What the task asks>
For each record, copy the text exactly and omit any picture it holds.

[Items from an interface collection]
== Segment start ==

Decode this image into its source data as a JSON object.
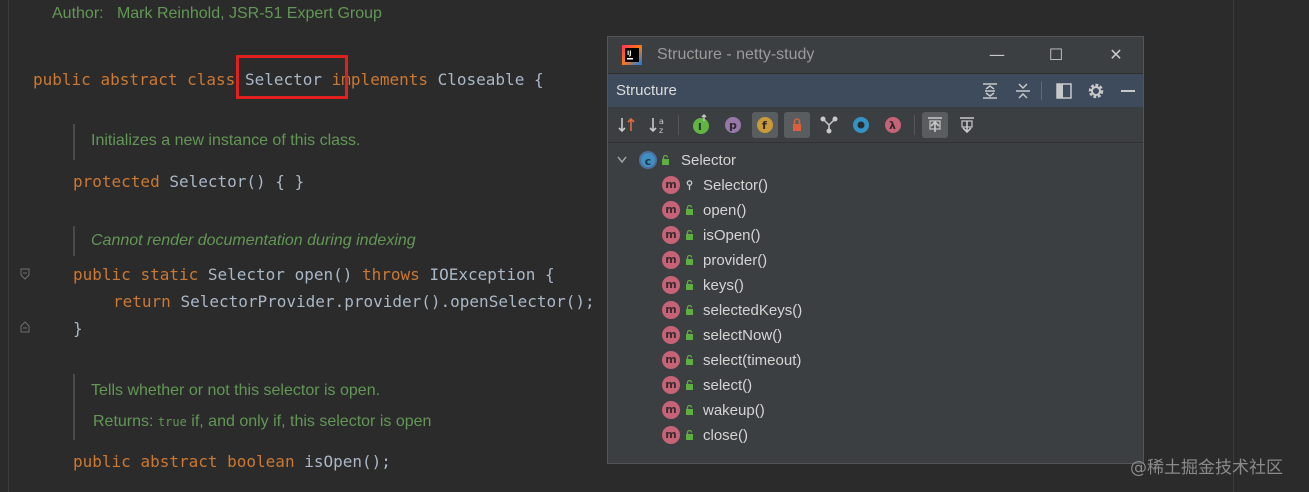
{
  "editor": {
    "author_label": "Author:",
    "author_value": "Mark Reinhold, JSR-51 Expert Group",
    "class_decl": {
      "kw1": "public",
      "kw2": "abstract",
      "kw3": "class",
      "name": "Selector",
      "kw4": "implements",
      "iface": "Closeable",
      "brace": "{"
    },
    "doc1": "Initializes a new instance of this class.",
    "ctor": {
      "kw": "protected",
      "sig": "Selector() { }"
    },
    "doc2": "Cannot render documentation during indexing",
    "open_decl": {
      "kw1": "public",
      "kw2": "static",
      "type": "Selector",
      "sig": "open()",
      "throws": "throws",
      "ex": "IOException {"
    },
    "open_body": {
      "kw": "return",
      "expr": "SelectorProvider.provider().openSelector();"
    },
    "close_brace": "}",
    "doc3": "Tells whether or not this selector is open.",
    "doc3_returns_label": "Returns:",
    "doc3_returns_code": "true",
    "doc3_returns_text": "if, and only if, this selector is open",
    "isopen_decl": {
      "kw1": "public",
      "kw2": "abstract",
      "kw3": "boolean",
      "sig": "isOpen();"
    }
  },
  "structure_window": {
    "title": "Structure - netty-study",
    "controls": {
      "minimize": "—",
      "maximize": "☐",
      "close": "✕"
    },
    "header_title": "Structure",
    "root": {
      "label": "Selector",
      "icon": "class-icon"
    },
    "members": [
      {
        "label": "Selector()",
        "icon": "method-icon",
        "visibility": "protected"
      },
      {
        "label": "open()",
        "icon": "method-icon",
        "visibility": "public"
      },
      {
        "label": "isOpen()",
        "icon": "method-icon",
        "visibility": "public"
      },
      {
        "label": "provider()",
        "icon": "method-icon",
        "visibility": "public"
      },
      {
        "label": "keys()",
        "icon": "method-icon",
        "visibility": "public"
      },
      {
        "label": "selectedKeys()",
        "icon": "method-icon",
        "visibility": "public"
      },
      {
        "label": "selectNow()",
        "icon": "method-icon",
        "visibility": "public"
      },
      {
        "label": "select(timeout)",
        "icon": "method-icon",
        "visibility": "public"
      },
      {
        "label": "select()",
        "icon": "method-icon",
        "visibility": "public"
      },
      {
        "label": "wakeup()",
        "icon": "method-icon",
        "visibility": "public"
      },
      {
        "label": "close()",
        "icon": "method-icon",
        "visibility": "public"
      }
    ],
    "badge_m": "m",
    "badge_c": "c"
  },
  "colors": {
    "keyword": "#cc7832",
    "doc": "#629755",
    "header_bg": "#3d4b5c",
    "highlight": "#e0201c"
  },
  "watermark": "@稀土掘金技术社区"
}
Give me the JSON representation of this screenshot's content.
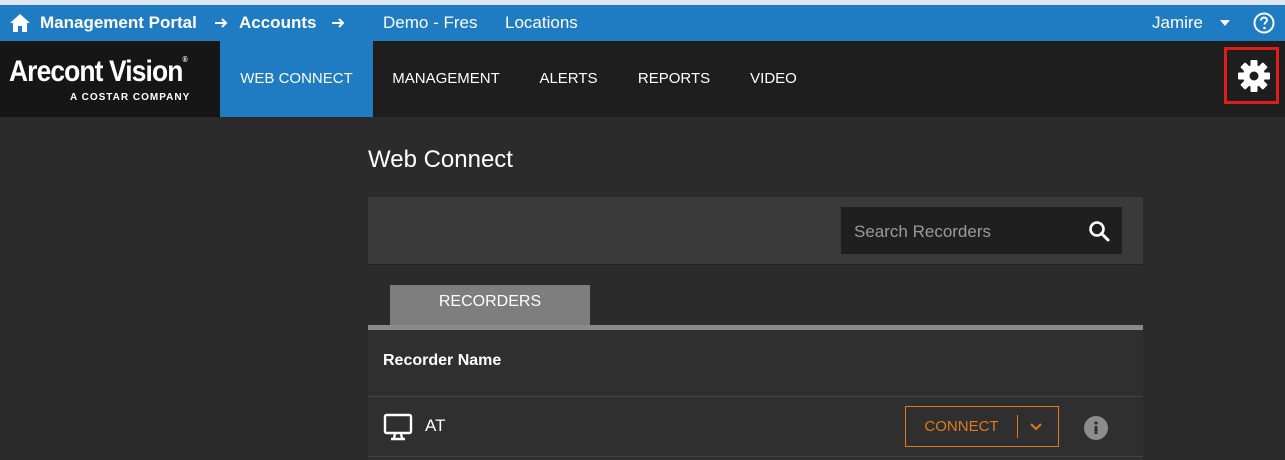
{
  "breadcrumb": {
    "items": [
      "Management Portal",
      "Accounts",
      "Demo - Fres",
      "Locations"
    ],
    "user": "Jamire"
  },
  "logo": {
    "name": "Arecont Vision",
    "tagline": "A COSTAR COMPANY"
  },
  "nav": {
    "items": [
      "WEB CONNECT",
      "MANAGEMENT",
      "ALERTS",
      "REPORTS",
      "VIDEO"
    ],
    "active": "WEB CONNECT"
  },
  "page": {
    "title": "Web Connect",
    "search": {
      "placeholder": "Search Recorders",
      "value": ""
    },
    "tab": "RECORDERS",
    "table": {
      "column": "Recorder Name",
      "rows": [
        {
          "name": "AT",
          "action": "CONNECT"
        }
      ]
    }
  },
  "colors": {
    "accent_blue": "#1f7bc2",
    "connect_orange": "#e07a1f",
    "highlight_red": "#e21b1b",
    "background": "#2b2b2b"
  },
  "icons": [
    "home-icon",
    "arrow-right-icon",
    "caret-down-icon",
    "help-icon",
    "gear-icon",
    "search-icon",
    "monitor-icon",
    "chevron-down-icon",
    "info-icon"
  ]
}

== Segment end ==

Output for this task>
Decode this image into its source data as a JSON object.
{
  "editor": {
    "author_label": "Author:",
    "author_value": "Mark Reinhold, JSR-51 Expert Group",
    "class_decl": {
      "kw1": "public",
      "kw2": "abstract",
      "kw3": "class",
      "name": "Selector",
      "kw4": "implements",
      "iface": "Closeable",
      "brace": "{"
    },
    "doc1": "Initializes a new instance of this class.",
    "ctor": {
      "kw": "protected",
      "sig": "Selector() { }"
    },
    "doc2": "Cannot render documentation during indexing",
    "open_decl": {
      "kw1": "public",
      "kw2": "static",
      "type": "Selector",
      "sig": "open()",
      "throws": "throws",
      "ex": "IOException {"
    },
    "open_body": {
      "kw": "return",
      "expr": "SelectorProvider.provider().openSelector();"
    },
    "close_brace": "}",
    "doc3": "Tells whether or not this selector is open.",
    "doc3_returns_label": "Returns:",
    "doc3_returns_code": "true",
    "doc3_returns_text": "if, and only if, this selector is open",
    "isopen_decl": {
      "kw1": "public",
      "kw2": "abstract",
      "kw3": "boolean",
      "sig": "isOpen();"
    }
  },
  "structure_window": {
    "title": "Structure - netty-study",
    "controls": {
      "minimize": "—",
      "maximize": "☐",
      "close": "✕"
    },
    "header_title": "Structure",
    "root": {
      "label": "Selector",
      "icon": "class-icon"
    },
    "members": [
      {
        "label": "Selector()",
        "icon": "method-icon",
        "visibility": "protected"
      },
      {
        "label": "open()",
        "icon": "method-icon",
        "visibility": "public"
      },
      {
        "label": "isOpen()",
        "icon": "method-icon",
        "visibility": "public"
      },
      {
        "label": "provider()",
        "icon": "method-icon",
        "visibility": "public"
      },
      {
        "label": "keys()",
        "icon": "method-icon",
        "visibility": "public"
      },
      {
        "label": "selectedKeys()",
        "icon": "method-icon",
        "visibility": "public"
      },
      {
        "label": "selectNow()",
        "icon": "method-icon",
        "visibility": "public"
      },
      {
        "label": "select(timeout)",
        "icon": "method-icon",
        "visibility": "public"
      },
      {
        "label": "select()",
        "icon": "method-icon",
        "visibility": "public"
      },
      {
        "label": "wakeup()",
        "icon": "method-icon",
        "visibility": "public"
      },
      {
        "label": "close()",
        "icon": "method-icon",
        "visibility": "public"
      }
    ],
    "badge_m": "m",
    "badge_c": "c"
  },
  "colors": {
    "keyword": "#cc7832",
    "doc": "#629755",
    "header_bg": "#3d4b5c",
    "highlight": "#e0201c"
  },
  "watermark": "@稀土掘金技术社区"
}
Give me the JSON representation of this screenshot's content.
{
  "breadcrumb": {
    "items": [
      "Management Portal",
      "Accounts",
      "Demo - Fres",
      "Locations"
    ],
    "user": "Jamire"
  },
  "logo": {
    "name": "Arecont Vision",
    "tagline": "A COSTAR COMPANY"
  },
  "nav": {
    "items": [
      "WEB CONNECT",
      "MANAGEMENT",
      "ALERTS",
      "REPORTS",
      "VIDEO"
    ],
    "active": "WEB CONNECT"
  },
  "page": {
    "title": "Web Connect",
    "search": {
      "placeholder": "Search Recorders",
      "value": ""
    },
    "tab": "RECORDERS",
    "table": {
      "column": "Recorder Name",
      "rows": [
        {
          "name": "AT",
          "action": "CONNECT"
        }
      ]
    }
  },
  "colors": {
    "accent_blue": "#1f7bc2",
    "connect_orange": "#e07a1f",
    "highlight_red": "#e21b1b",
    "background": "#2b2b2b"
  },
  "icons": [
    "home-icon",
    "arrow-right-icon",
    "caret-down-icon",
    "help-icon",
    "gear-icon",
    "search-icon",
    "monitor-icon",
    "chevron-down-icon",
    "info-icon"
  ]
}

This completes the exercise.